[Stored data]
..............................
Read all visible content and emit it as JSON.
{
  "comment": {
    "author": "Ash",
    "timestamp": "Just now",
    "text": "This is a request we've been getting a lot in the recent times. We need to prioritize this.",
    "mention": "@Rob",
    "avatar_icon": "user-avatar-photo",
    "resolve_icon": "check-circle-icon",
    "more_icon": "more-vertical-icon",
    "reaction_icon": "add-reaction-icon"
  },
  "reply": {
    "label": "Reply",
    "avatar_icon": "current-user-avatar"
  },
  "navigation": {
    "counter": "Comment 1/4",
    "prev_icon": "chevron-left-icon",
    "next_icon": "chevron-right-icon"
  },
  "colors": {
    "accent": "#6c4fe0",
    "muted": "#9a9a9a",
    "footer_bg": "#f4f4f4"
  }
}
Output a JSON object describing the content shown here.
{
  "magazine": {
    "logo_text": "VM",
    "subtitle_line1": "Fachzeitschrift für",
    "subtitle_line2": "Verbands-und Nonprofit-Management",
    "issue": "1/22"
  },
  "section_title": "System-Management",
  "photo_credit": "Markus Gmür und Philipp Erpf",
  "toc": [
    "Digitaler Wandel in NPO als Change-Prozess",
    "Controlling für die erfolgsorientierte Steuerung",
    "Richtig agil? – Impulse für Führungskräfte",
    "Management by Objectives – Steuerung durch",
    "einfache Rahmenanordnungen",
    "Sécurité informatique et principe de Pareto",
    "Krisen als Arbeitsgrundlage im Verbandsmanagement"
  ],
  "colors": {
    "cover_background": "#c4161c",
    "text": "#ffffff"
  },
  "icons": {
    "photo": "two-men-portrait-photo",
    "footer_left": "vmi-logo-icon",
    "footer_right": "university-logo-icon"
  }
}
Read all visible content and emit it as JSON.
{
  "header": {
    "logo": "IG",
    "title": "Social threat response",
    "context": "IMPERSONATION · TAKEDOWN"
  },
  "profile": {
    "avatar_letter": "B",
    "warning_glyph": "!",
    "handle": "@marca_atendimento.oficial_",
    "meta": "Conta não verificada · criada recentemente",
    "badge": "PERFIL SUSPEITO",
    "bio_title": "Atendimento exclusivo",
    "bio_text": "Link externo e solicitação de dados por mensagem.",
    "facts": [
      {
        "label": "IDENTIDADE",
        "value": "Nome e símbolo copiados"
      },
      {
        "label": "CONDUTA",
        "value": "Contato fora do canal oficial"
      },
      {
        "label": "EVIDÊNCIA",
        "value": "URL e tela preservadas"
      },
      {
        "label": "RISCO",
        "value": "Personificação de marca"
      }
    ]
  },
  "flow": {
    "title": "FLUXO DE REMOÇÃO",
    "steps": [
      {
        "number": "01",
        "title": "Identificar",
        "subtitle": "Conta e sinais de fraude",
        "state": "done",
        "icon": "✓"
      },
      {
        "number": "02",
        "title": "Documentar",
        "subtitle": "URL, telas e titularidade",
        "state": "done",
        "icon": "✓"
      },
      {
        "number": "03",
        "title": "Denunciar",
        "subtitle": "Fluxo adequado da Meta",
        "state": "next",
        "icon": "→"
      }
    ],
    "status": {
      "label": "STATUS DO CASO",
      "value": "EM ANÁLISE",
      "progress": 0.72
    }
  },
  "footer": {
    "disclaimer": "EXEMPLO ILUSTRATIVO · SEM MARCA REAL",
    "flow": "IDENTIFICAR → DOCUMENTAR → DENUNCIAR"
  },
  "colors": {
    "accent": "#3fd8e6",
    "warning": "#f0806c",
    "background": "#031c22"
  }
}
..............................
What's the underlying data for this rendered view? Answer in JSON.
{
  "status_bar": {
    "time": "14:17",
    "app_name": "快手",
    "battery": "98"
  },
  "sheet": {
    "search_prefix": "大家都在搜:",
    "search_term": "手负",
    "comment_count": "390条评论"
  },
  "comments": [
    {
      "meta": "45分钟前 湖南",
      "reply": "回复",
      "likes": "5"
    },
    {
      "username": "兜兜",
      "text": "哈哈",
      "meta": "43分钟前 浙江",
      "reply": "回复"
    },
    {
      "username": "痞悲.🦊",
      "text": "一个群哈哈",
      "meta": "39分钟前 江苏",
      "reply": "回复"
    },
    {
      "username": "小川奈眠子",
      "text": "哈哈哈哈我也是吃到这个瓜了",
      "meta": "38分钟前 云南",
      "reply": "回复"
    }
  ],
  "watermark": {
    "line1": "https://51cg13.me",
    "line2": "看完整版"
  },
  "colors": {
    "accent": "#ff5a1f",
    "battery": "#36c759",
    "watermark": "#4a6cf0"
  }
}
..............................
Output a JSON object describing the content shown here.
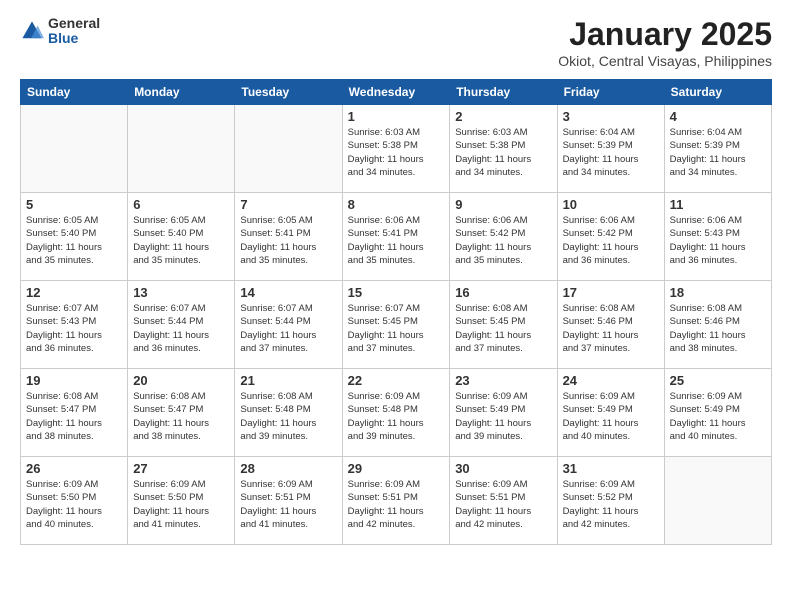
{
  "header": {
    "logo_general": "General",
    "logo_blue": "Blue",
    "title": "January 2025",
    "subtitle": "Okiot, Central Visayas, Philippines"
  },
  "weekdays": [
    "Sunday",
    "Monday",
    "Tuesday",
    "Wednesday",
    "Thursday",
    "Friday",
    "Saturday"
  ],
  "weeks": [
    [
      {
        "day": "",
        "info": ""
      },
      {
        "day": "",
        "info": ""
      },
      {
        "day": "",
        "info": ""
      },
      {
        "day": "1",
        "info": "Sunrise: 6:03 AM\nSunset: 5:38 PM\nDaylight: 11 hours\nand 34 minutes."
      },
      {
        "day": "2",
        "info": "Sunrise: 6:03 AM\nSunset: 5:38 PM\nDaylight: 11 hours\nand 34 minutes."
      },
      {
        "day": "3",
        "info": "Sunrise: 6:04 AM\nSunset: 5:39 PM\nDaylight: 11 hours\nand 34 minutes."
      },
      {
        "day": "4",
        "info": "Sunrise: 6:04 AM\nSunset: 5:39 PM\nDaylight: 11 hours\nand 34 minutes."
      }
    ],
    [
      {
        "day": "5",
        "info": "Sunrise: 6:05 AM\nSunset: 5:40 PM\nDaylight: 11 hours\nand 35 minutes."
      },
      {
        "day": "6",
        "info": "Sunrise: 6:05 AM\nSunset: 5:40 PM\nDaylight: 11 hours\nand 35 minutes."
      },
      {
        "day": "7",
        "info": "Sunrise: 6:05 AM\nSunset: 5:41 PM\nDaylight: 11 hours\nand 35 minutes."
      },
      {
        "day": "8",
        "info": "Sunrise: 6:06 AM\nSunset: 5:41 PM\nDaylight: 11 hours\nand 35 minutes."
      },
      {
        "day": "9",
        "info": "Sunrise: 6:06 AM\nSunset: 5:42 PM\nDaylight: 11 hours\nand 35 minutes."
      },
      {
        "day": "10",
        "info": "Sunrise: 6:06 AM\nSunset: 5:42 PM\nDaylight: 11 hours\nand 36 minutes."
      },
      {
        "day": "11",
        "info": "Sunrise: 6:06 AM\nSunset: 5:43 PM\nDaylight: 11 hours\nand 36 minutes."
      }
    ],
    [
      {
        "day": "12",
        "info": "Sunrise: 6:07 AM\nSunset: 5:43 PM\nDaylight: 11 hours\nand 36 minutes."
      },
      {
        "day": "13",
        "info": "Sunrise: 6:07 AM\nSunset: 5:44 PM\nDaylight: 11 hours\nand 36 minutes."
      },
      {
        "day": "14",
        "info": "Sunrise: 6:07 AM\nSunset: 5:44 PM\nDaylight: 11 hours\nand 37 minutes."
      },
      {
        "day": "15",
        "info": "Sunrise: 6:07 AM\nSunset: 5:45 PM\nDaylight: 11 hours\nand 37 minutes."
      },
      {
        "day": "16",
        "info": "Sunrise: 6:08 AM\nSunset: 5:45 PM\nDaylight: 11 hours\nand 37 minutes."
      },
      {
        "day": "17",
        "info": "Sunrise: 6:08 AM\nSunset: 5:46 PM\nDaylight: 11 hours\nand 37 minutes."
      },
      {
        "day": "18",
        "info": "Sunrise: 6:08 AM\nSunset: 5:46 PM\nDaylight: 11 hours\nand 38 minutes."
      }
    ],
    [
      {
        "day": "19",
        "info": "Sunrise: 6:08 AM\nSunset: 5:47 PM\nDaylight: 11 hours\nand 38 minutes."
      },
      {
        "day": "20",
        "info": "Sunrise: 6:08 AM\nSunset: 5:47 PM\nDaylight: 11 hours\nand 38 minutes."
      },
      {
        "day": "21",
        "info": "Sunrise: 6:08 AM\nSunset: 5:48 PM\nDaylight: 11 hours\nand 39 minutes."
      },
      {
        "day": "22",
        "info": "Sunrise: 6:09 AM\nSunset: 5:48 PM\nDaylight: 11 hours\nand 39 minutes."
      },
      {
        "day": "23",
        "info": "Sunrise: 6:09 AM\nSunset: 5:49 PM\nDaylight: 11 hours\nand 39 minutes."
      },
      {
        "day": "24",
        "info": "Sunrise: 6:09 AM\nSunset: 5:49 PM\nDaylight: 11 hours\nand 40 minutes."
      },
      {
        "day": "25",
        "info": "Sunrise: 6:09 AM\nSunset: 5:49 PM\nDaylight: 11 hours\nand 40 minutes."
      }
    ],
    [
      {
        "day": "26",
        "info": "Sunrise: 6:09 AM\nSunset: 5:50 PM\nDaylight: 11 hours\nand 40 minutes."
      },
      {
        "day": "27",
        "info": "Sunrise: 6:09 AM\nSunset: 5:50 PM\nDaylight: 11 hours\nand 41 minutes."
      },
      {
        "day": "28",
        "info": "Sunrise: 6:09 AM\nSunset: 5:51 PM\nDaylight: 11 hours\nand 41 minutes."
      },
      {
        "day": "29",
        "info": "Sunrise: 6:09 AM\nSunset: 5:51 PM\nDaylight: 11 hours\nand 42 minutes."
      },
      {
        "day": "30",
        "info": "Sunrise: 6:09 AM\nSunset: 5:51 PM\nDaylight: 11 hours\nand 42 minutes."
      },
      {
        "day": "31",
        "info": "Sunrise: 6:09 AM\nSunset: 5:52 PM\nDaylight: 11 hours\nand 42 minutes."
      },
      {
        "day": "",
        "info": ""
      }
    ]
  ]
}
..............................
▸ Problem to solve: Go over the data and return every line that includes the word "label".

▸ Answer section:
    "label": "Reply",
        "label": "IDENTIDADE",
        "label": "CONDUTA",
        "label": "EVIDÊNCIA",
        "label": "RISCO",
      "label": "STATUS DO CASO",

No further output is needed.